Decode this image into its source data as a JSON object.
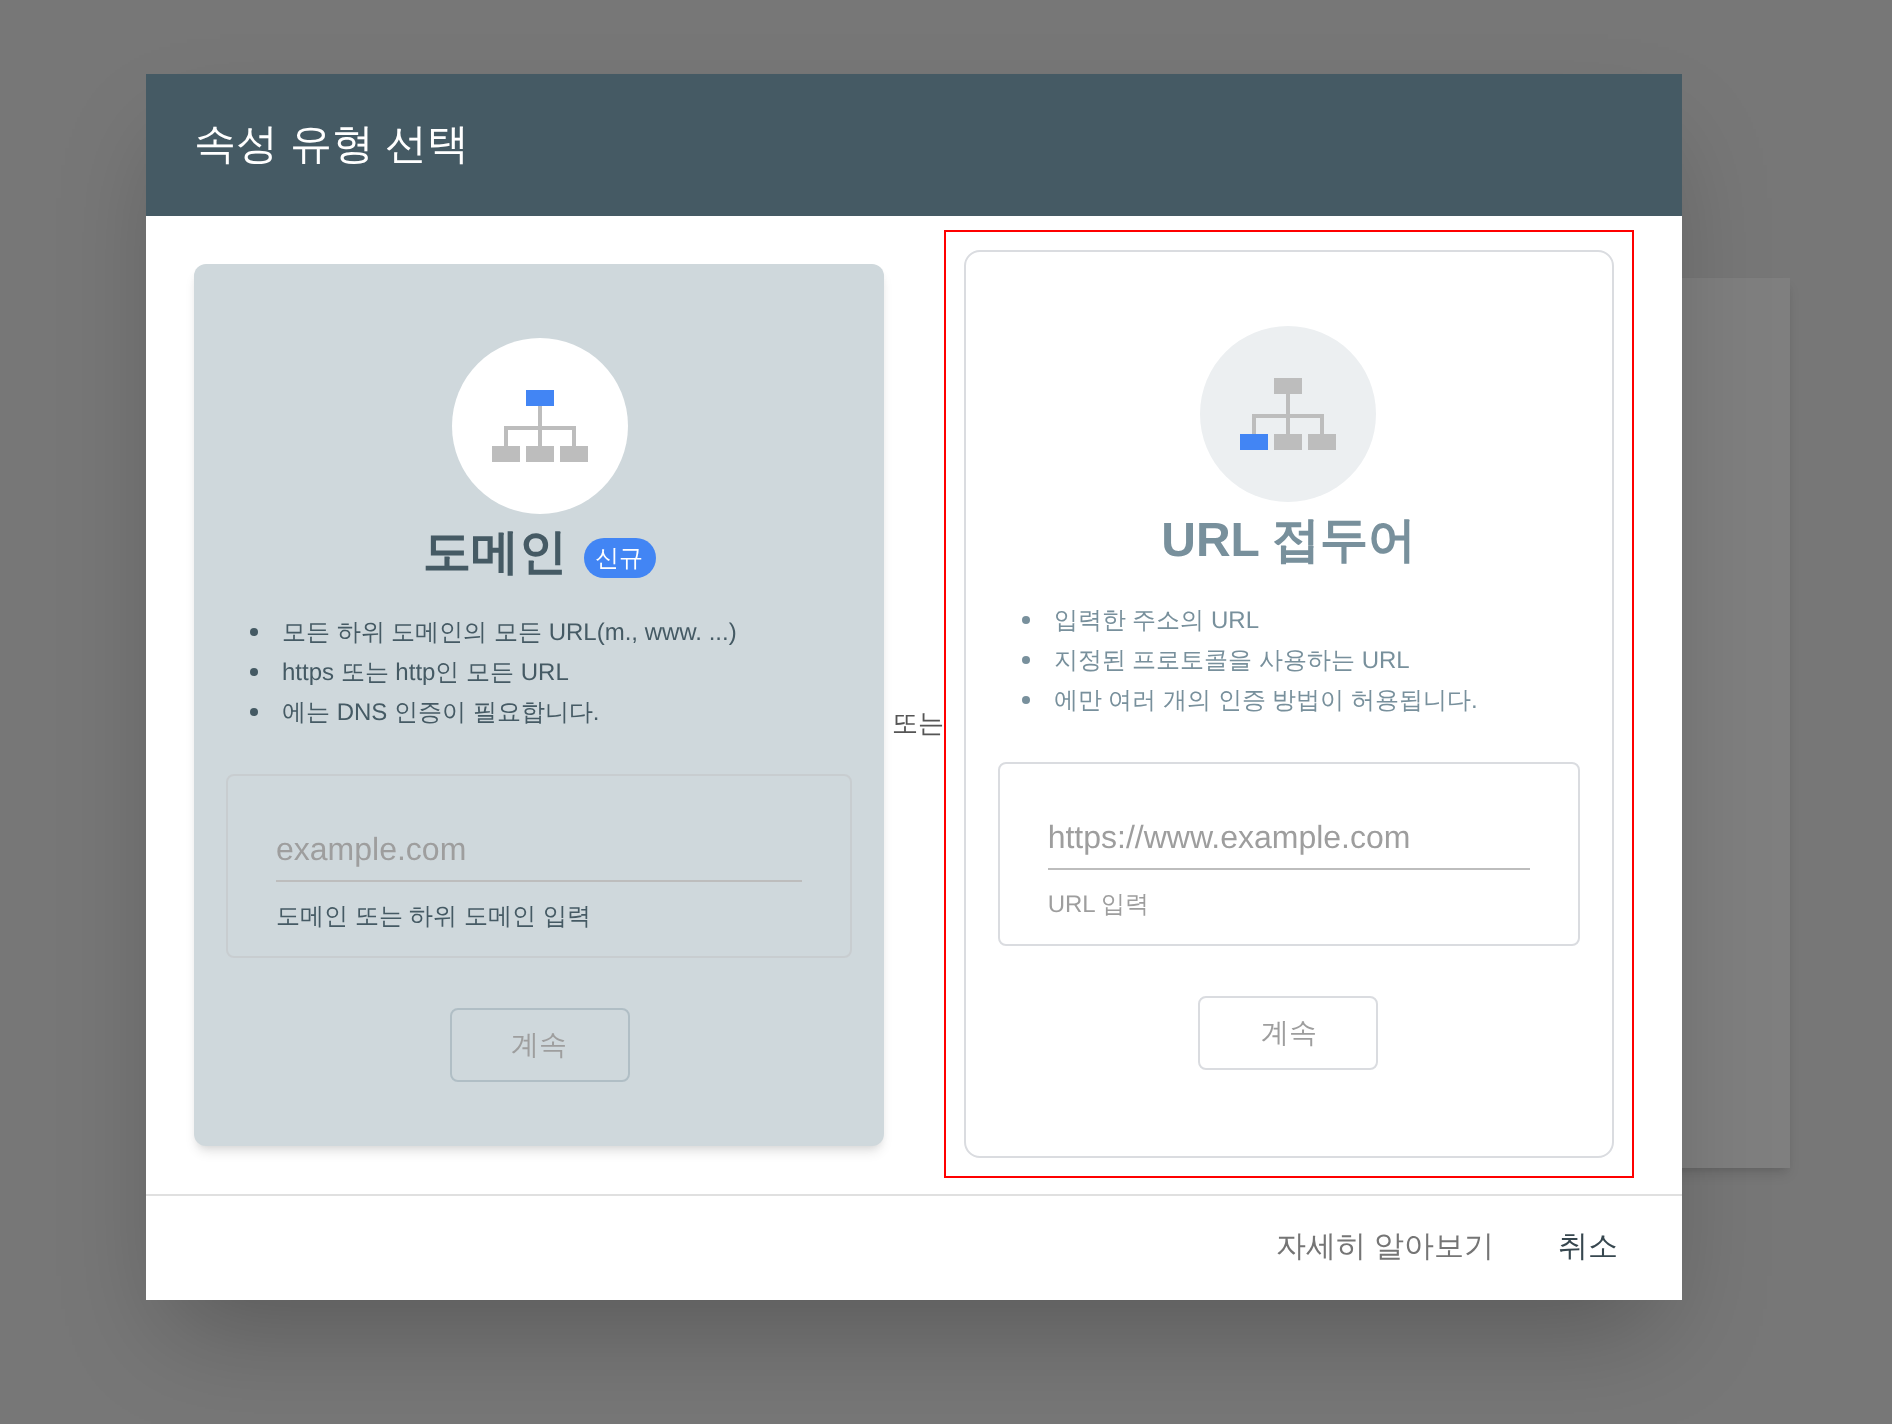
{
  "dialog": {
    "title": "속성 유형 선택",
    "separator": "또는",
    "cards": [
      {
        "kind": "domain",
        "title": "도메인",
        "badge": "신규",
        "selected": true,
        "highlighted": false,
        "bullets": [
          "모든 하위 도메인의 모든 URL(m., www. ...)",
          "https 또는 http인 모든 URL",
          "에는 DNS 인증이 필요합니다."
        ],
        "field": {
          "placeholder": "example.com",
          "helper": "도메인 또는 하위 도메인 입력"
        },
        "button": "계속"
      },
      {
        "kind": "prefix",
        "title": "URL 접두어",
        "selected": false,
        "highlighted": true,
        "bullets": [
          "입력한 주소의 URL",
          "지정된 프로토콜을 사용하는 URL",
          "에만 여러 개의 인증 방법이 허용됩니다."
        ],
        "field": {
          "placeholder": "https://www.example.com",
          "helper": "URL 입력"
        },
        "button": "계속"
      }
    ],
    "footer": {
      "buttons": [
        "자세히 알아보기",
        "취소"
      ]
    }
  }
}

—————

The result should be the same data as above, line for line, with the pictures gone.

Decode this image into its source data as a JSON object.
{
  "dialog": {
    "title": "속성 유형 선택",
    "separator": "또는",
    "cards": [
      {
        "kind": "domain",
        "title": "도메인",
        "badge": "신규",
        "selected": true,
        "highlighted": false,
        "bullets": [
          "모든 하위 도메인의 모든 URL(m., www. ...)",
          "https 또는 http인 모든 URL",
          "에는 DNS 인증이 필요합니다."
        ],
        "field": {
          "placeholder": "example.com",
          "helper": "도메인 또는 하위 도메인 입력"
        },
        "button": "계속"
      },
      {
        "kind": "prefix",
        "title": "URL 접두어",
        "selected": false,
        "highlighted": true,
        "bullets": [
          "입력한 주소의 URL",
          "지정된 프로토콜을 사용하는 URL",
          "에만 여러 개의 인증 방법이 허용됩니다."
        ],
        "field": {
          "placeholder": "https://www.example.com",
          "helper": "URL 입력"
        },
        "button": "계속"
      }
    ],
    "footer": {
      "buttons": [
        "자세히 알아보기",
        "취소"
      ]
    }
  }
}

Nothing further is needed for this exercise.